Words by Sean Moeller, Illustration by Johnnie Cluney, Recording engineered by Danny Reisch at Good Danny's, Austin, Texas
A song like "Wetdream," is a testament, not just three and a half minutes of id and balls. The Cities Aviv song is meant to portray something of a wilted romance, something of a withered spirit. It's a fling that's run its course - for the calendar determined its length and because people turned strange. It was a seasonal engagement, one of those relationships that was never supposed to happen, but lust and circumstances couldn't stop it from happening, so it did. It happened once, then twice and then again and again until there came that point where everyone came a bit more to their senses when the temperatures started to dull and the leaves began to change colors. As the summer faded into the autumn, and then the winter, the love affair did as well.

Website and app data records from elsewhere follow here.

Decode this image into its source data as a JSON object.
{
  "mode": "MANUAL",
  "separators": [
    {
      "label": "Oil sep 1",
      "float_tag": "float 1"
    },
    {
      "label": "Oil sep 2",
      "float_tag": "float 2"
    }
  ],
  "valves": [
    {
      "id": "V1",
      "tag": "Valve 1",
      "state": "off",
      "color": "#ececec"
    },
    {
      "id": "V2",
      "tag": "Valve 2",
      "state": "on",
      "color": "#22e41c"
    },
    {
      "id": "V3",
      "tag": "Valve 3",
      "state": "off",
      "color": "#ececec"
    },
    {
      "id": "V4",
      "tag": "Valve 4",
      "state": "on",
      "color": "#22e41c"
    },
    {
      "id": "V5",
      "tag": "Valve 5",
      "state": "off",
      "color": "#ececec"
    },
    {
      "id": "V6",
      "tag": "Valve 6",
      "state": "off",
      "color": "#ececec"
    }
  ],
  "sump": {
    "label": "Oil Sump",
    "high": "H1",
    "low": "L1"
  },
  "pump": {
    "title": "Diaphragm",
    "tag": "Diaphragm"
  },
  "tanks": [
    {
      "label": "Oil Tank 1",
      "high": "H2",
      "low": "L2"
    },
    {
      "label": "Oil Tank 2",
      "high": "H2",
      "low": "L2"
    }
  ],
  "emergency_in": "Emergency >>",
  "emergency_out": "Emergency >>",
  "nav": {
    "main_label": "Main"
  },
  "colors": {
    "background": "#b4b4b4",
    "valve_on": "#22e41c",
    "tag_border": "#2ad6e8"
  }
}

Okay, so the love affair that Cities Aviv's Gavin Mays raps about here doesn't fade or cool at all, it just gets annoying. It didn't know when to stop. It wasn't sure when it was just supposed to leave him the hell alone. It was over. Didn't it realize that? Didn't she get it? There were signs everything - the sighs, the coldness, the short fuses. He raps, "This ain't no beach house/I'll be gone in the morning/Kiss you and peace out…/I just want these messages and calls to go away." This chick is a bloodsucker. This young man out of Memphis is a guy who gets caught up with women like this fairly often. It makes for great, skuzzy, schizophrenic art and theater.